                    The exception to this is when working for an employer or when the designer signs a work-for-hire contract. As the article points out, work-for-hire has a specific legal definition that, as I understand it, automatically means the work and the copyright belong to the client. If you do work for a larger company, and they have their own contract they want you to sign, chances are that it will use the words work-for-hire in the contract. When you sign that contract, you give up all rights to the work. When I've run into one of these instances, I'll often request that a clause be inserted into the contract giving me the right to use the work for limited self-promotional purposes. Sometimes they agree to that, and other times they don't. When they don't, on occasion, I've raised my price to compensate for the loss.

                    For what it's worth, when dealing with most freelance clients, it's almost always my contract that I negotiate with the client. Just to remove any ambiguity or misunderstanding, I'll specifically mention in the contract that the copyright is transferred to the client upon payment for the job but that I reserve the perpetual right to use that work for self-promotional purposes.

                    Comment


                    • #11
                      The designer may own the rights to the design, but they may not own the copyright on any photos or copywriting used in the design or any trademarked logos. In cases where there is client supplied content, that's where most major sticking points lie. That, and the SEO thing. We have more problems with SEO than content. Even with the corporate branding obviously prominent in the photo, they sometimes only allow generic descriptions in the text content.


                      < Not a lawyer.
                      Last edited by PrintDriver; 10-23-2017, 11:26 AM.

                      Comment

                      Search

                      Collapse

                      Sponsor

                      Collapse

                      Incredible Stock

                      Latest Topics

                      Collapse

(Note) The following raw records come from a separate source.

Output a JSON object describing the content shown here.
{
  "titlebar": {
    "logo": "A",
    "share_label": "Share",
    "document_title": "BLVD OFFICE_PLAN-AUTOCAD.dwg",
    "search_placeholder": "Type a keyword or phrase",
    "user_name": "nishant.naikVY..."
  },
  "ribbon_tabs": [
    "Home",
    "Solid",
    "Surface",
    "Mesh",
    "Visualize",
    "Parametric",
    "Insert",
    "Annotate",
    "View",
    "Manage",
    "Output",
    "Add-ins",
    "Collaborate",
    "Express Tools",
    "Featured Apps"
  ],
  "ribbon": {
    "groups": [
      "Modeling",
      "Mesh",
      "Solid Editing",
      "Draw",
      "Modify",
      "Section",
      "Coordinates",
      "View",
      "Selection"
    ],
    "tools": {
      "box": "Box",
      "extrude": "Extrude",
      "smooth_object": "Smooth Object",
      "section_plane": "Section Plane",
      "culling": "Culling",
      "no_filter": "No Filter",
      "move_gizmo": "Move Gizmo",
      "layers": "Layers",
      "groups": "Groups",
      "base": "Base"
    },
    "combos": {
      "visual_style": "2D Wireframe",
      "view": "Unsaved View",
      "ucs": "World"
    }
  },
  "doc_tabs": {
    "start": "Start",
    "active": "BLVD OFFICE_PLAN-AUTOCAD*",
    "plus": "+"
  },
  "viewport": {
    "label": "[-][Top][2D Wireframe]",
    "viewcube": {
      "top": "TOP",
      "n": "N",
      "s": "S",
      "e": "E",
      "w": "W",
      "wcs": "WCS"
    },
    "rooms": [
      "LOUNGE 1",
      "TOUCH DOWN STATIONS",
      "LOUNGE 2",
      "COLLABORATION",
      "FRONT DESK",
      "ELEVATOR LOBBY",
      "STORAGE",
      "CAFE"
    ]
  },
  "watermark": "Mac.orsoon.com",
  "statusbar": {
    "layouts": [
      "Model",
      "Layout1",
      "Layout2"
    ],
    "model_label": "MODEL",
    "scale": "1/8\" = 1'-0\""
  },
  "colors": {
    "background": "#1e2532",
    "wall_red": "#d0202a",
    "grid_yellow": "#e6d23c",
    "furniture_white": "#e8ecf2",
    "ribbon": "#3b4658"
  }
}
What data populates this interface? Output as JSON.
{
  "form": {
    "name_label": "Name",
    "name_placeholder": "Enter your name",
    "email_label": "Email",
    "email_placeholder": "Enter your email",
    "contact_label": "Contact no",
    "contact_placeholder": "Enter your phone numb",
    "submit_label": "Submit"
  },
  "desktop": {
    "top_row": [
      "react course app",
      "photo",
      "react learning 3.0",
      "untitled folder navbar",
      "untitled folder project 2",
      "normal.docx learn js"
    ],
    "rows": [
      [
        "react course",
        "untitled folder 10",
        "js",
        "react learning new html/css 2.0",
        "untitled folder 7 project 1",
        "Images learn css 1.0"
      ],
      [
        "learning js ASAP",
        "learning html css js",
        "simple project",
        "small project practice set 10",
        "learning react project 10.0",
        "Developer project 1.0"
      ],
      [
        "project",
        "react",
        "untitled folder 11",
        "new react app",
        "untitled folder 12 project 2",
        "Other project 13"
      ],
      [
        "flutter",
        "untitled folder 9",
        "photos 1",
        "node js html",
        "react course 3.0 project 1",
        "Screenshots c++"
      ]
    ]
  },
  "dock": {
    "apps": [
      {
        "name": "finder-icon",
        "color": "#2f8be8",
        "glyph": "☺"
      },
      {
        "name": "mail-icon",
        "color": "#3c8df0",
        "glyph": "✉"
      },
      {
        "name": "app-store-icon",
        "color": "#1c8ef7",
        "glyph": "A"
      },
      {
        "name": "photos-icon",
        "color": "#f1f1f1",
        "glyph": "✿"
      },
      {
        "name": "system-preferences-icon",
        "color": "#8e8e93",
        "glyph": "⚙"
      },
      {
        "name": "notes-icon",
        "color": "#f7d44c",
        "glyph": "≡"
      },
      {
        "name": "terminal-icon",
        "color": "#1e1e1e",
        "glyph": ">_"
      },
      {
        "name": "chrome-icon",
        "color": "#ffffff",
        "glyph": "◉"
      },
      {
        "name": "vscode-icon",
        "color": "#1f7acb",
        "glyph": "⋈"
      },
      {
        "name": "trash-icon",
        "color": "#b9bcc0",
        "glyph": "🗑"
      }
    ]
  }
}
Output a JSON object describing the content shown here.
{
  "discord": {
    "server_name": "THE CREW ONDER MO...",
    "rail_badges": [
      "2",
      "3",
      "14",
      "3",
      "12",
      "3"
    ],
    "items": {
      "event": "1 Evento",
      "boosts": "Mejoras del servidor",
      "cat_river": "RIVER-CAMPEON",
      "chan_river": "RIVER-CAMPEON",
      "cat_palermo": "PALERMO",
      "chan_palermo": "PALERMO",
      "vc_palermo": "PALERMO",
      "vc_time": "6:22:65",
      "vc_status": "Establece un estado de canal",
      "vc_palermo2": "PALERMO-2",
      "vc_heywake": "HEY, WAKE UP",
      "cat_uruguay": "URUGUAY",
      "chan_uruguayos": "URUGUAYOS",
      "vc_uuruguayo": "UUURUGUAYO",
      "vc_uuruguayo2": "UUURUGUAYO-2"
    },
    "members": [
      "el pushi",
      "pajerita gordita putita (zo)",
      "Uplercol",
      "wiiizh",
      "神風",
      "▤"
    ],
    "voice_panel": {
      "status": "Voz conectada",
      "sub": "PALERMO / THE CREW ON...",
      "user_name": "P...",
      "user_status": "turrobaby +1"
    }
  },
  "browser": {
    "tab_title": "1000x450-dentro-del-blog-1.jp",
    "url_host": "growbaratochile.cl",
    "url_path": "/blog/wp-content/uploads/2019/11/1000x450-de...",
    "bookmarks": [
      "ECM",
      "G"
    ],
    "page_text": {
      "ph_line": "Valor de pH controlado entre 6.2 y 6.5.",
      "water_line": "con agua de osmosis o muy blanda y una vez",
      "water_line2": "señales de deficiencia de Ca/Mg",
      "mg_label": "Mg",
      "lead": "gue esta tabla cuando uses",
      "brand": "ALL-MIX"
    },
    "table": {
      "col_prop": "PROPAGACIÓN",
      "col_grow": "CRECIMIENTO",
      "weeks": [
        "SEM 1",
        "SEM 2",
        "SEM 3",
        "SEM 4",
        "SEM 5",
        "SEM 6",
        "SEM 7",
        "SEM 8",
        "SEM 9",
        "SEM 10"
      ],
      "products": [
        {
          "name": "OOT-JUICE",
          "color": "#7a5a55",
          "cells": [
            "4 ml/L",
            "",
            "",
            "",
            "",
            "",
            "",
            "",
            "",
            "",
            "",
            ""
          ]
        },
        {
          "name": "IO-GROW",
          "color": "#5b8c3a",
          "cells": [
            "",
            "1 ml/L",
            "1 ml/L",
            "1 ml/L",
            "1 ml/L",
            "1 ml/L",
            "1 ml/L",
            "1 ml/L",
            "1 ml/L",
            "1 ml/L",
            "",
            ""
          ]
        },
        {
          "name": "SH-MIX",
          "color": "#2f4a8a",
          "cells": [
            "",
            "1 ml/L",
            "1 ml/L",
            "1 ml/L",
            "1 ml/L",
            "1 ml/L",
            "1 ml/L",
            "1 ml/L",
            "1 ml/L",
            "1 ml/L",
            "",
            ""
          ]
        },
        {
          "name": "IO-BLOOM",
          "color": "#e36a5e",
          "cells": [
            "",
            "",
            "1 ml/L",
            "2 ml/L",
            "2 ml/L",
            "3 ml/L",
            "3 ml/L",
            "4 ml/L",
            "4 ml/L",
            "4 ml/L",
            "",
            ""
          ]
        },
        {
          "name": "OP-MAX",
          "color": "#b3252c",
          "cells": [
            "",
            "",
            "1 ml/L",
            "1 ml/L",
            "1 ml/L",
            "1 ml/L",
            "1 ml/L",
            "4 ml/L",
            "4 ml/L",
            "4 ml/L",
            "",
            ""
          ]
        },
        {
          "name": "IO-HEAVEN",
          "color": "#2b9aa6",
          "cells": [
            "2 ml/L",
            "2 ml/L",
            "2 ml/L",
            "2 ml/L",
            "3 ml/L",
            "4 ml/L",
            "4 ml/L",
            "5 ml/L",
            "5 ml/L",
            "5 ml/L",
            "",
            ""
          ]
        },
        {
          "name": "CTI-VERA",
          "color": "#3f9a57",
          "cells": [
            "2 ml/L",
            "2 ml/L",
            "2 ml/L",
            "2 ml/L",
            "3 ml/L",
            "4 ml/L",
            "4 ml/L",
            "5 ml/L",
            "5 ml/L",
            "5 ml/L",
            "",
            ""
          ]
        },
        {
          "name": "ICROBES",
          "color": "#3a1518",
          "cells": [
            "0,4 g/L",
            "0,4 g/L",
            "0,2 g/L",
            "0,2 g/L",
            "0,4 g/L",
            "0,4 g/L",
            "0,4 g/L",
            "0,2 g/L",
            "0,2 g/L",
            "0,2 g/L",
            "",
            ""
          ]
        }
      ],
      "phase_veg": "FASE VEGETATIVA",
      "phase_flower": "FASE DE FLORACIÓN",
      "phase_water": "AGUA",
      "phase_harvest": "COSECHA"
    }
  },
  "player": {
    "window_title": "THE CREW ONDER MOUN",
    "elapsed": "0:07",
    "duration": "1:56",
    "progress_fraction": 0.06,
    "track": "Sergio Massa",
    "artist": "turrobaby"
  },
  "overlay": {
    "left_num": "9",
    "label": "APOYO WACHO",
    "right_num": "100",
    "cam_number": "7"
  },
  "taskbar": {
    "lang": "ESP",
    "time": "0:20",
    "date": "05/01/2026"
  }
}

                      GDF A division of Mediabistro Holdings Adweek | Mediabistro | Clio | Film Expo Group Contact Us | Terms of Use | Privacy Policy Copyright 2016 Mediabistro Holdings
                      Working...
                      X